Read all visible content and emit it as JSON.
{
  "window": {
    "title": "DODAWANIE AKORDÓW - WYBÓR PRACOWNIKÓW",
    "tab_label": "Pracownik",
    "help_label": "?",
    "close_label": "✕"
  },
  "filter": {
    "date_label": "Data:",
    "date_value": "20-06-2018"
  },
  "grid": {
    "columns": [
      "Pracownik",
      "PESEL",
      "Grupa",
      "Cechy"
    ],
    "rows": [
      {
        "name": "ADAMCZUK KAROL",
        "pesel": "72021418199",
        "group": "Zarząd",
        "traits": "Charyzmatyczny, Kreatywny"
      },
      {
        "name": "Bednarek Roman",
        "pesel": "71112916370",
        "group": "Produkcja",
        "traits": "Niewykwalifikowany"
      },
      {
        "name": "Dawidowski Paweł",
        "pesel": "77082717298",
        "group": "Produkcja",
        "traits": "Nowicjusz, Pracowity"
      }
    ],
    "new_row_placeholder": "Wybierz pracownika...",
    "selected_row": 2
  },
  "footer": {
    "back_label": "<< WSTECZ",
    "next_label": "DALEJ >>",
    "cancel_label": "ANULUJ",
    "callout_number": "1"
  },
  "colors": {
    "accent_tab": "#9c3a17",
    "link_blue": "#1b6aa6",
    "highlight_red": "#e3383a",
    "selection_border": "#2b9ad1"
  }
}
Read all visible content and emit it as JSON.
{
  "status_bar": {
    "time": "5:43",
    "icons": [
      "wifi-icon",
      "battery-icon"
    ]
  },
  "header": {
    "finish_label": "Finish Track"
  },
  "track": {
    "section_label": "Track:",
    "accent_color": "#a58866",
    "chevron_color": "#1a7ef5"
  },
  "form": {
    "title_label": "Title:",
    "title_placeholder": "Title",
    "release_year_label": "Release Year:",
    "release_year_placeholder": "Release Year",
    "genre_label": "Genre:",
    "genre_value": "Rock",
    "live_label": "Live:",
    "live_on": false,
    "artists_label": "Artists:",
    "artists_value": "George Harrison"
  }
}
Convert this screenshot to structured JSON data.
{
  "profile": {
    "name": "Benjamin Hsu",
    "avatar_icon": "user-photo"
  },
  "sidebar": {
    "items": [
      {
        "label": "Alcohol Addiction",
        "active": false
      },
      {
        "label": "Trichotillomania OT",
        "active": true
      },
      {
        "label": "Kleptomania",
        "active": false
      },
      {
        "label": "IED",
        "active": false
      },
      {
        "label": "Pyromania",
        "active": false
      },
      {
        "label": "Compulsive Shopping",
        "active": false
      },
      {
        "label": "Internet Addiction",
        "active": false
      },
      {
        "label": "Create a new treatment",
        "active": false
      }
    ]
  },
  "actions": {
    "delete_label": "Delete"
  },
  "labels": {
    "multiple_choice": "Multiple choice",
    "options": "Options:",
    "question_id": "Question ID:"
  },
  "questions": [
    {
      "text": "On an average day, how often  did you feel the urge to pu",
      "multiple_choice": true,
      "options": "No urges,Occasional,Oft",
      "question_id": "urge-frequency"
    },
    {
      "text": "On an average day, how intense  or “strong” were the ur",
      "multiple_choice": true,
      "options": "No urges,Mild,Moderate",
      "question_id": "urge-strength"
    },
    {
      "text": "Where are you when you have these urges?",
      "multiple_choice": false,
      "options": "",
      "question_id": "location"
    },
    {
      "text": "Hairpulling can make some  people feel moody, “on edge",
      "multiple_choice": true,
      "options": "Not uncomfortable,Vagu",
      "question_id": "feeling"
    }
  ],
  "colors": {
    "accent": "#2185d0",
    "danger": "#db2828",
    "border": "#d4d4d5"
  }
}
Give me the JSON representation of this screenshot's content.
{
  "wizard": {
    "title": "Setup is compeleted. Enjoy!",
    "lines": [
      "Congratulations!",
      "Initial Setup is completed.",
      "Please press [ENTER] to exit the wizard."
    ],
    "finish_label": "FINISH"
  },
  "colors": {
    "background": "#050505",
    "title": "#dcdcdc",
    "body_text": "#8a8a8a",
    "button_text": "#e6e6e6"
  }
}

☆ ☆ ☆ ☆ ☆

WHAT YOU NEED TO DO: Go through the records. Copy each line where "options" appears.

RESULT:
    "options": "Options:",
      "options": "No urges,Occasional,Oft",
      "options": "No urges,Mild,Moderate",
      "options": "",
      "options": "Not uncomfortable,Vagu",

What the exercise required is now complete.